“Shadows over Camelot” has become another favorite. Of the list here, it’s the only one that’s a non-competitive game. In other words, it’s cooperative. In this game, the players are each one of the mythical Knights of the Round Table, each is endowed with a special power, and all are trying to stave off the dark forces intent on destroying Camelot. In the game, there are several “Quests” to which the Knights can lend their effort, such as the “Quest for the Grail” or the “Quest for Excalibur” or staving off one of the various barbarian bands laying seige to Camelot. Each quest has a risk of failure, because at the start of each turn, players have to draw and play a card that causes an evil effect before the player can do anything to try to advance one of the quests by playing good cards. And even though the players are cooperating, they can’t share information about what they have in their hand. The game can become really intense (especially if you use the advanced rule that allows for one player to be a “traitor” secretly working for the enemies of Camelot) as the forces of evil progress closer and closer to victory, and the final fate of Camelot comes to hinge on the outcome of a single action.
Last, but not least, we recently had a chance to play (and add to our collection) the game “Smallworld”. Smallworld is an irreverent strategy game of world domination fought between stereotyped fantasy races, like Elves, Dwarves, Wizards, and Zombies. In this game, players represent one of any number of archetypal fantasy races and attempts to control the map of the small world in which the game takes place. Eventually, the player’s race will become overextended and will go into decline, and the player will abandon that race to champion a new race. Players accumulate points by holding more territory and earning gold from their possessions. After a pre-determined number of turns, the game ends, and the player having earned the most gold wins. Again, it’s a game with a lot of moving parts (there are around a dozen fantasy races, and even more combinations of special powers, and several more bits and pieces), but the game play is fundamentally simple and yet ingeniously complex in execution. One neat feature of this game is that a player may have to change strides in mid-game and adjust his strategy when he abandons his old race to start over with a new one. Each race and power combination will play a little differently.
When possible, Dear Wife and I don’t like to let too many weeks go by without playing a game or two. We don’t get cable TV, and we don’t go out to the movies much, so this is one of the most important forms of entertainment in our home. While the purchase of a single board game may cost us more than a night at the movies, we know it’s an investment in hours of fun that we’ll return to time and again.
And it doesn’t stop there.
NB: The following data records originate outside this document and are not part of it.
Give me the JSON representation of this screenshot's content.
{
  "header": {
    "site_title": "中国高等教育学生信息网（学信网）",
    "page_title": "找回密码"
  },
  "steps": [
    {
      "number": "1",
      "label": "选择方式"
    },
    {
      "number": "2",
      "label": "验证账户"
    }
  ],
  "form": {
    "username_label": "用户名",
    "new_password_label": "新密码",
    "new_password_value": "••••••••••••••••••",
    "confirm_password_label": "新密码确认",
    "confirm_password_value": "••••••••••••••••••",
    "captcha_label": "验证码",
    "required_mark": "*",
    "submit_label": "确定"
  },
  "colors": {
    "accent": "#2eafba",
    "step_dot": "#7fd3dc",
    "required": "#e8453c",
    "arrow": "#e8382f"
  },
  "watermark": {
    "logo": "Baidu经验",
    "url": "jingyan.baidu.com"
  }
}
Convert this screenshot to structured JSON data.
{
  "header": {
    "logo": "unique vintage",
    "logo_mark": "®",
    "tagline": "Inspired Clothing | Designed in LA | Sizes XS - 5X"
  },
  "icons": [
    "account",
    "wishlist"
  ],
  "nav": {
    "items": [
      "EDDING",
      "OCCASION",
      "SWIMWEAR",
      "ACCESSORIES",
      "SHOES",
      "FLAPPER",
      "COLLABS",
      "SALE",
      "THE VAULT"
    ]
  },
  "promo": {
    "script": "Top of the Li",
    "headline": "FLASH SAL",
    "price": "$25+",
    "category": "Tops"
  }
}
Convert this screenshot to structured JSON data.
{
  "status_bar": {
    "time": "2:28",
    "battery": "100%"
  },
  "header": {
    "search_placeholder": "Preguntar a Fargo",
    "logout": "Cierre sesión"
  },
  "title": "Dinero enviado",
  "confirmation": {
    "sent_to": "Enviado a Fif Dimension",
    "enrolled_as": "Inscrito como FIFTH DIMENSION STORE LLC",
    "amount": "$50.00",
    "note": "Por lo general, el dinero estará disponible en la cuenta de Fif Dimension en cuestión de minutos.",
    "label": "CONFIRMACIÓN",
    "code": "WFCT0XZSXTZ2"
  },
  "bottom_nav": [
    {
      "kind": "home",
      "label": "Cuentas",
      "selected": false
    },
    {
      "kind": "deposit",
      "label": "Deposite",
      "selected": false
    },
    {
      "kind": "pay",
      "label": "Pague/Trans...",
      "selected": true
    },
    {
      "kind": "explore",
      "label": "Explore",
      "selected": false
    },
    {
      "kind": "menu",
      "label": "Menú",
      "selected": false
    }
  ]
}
Both of us have a bit of a creative side (I suppose that goes without saying, in my case, since I fancy myself a writer), and some time ago we started batting around ideas for a board game of our own design. That’s a hobby that’s been on the back burner since my school ramped up in intensity, but it’s one we’re sure to return to in the future. If and when we do, you can be sure I’ll blog about it, here!